The possible values for :on-update and :on-delete are: :restrict :set-null :set-default :cascade or :no-action

Create a table without a dao class

You can always create tables without a dao class as well. The example I used at the beginning of the page is:

(query (:create-table regions ((id :type int4 :primary-key t) (name :type varchar :default "" :unique t)))) (query (:create-table countries ((id :type int4 :primary-key t) (name :type varchar :default "" :unique t) (region-id :type int4 :default 0) (latitude :type numeric :default 0) (longitude :type numeric :default 0) (iso :type bpchar :default "") (currency :type varchar :default "")) (:foreign-key (region-id) (regions id))))

Note the additional items passed here: id is declared as the primary key, name is declared as unique. Region-id is called out as a foreign key to the id field in the regions table. Foreign key constraints can be added to the actual column definition using the keyword :references.

One inconsistency here is that the :foreign-key looks first for the current table column, then the target table and target table column. The deftable version looks for the target table, then the current column then the target table column.

One interesting bit to notice. The name of the table works whether it is in double quotes or not. It cannot, however, be a symbol.

Alter Table

(query (:alter-table "countries" :add-column "stuff4" :type integer :default 0))
(query (:alter-table "countries" :add-column "stuff4" :type integer))
(query (:alter-table "countries" :add-column "stuff4" :type (or db-null integer)))
The difference between these versions is how they handle nulls.

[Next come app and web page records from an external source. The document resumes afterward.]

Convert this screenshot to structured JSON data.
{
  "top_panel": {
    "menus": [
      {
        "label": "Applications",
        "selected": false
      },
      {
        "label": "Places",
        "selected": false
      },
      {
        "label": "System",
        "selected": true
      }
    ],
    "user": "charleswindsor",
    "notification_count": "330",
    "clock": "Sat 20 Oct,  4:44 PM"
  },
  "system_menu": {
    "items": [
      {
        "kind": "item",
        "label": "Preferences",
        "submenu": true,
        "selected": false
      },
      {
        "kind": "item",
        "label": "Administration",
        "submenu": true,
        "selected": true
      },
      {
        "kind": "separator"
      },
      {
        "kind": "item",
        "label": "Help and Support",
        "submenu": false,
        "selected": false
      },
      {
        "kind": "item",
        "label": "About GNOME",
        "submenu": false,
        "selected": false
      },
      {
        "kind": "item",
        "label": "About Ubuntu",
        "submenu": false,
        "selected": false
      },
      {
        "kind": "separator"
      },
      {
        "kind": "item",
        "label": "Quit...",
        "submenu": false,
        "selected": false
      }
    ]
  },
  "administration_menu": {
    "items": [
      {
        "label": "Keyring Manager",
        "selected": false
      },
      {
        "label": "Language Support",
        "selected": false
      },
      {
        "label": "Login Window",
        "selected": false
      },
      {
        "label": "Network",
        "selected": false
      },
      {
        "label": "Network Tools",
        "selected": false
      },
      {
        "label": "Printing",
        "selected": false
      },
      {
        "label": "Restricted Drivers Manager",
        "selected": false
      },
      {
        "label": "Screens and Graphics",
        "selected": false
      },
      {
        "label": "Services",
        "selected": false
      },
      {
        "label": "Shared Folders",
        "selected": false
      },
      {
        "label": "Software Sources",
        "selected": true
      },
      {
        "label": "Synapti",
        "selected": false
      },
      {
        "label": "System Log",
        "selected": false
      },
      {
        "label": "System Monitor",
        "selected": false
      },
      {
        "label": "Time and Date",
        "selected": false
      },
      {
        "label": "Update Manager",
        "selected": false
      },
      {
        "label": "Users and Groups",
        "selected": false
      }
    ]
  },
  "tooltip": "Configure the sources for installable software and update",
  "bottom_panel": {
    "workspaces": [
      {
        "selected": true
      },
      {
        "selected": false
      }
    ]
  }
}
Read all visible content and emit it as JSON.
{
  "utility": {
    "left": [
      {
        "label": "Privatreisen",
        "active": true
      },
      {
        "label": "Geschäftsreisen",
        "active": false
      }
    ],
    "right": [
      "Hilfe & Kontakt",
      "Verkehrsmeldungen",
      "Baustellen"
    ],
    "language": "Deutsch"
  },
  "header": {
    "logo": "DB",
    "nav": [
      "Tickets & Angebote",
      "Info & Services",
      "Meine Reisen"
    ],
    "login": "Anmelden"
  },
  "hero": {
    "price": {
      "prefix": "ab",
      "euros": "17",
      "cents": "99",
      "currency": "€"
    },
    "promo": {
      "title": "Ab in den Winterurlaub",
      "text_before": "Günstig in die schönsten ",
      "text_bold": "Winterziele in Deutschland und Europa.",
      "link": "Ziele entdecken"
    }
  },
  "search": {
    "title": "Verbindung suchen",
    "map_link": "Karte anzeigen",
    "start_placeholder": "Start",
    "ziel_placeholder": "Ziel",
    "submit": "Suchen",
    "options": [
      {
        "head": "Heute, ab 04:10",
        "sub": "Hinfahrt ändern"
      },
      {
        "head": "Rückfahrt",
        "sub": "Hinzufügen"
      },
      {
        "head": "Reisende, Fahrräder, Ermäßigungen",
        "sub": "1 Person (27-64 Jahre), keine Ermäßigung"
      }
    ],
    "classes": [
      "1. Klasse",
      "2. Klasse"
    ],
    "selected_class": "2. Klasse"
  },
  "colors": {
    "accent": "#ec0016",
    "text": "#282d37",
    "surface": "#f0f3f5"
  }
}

The first will generate a column that cannot be null and will set a default of 0. The second will not set a default but will still generate a column that cannot be null. The third will not set a default and the column is allowed to be null. Note that because the table name is in double quotes, if you have a multiple word table name, the words must be separated by the normal sql underscores, not the normal "lispy" hyphens.

You can use sql-compile to build the alter-table statements dynamically like so:

(let ((table "countries") (column "stuff4"))
  (query (sql-compile `(:alter-table ,table :add-column ,column
                                     :type (or db-null integer)))))


(query (:insert-into 'test2 (:select '* :from 'test1)))

You could insert a plist into a record like so:

(let ((table 'regions) (lst '('id 225 'name "Dwoffle")))
  (query (sql-compile (append `(:insert-into ,table :set)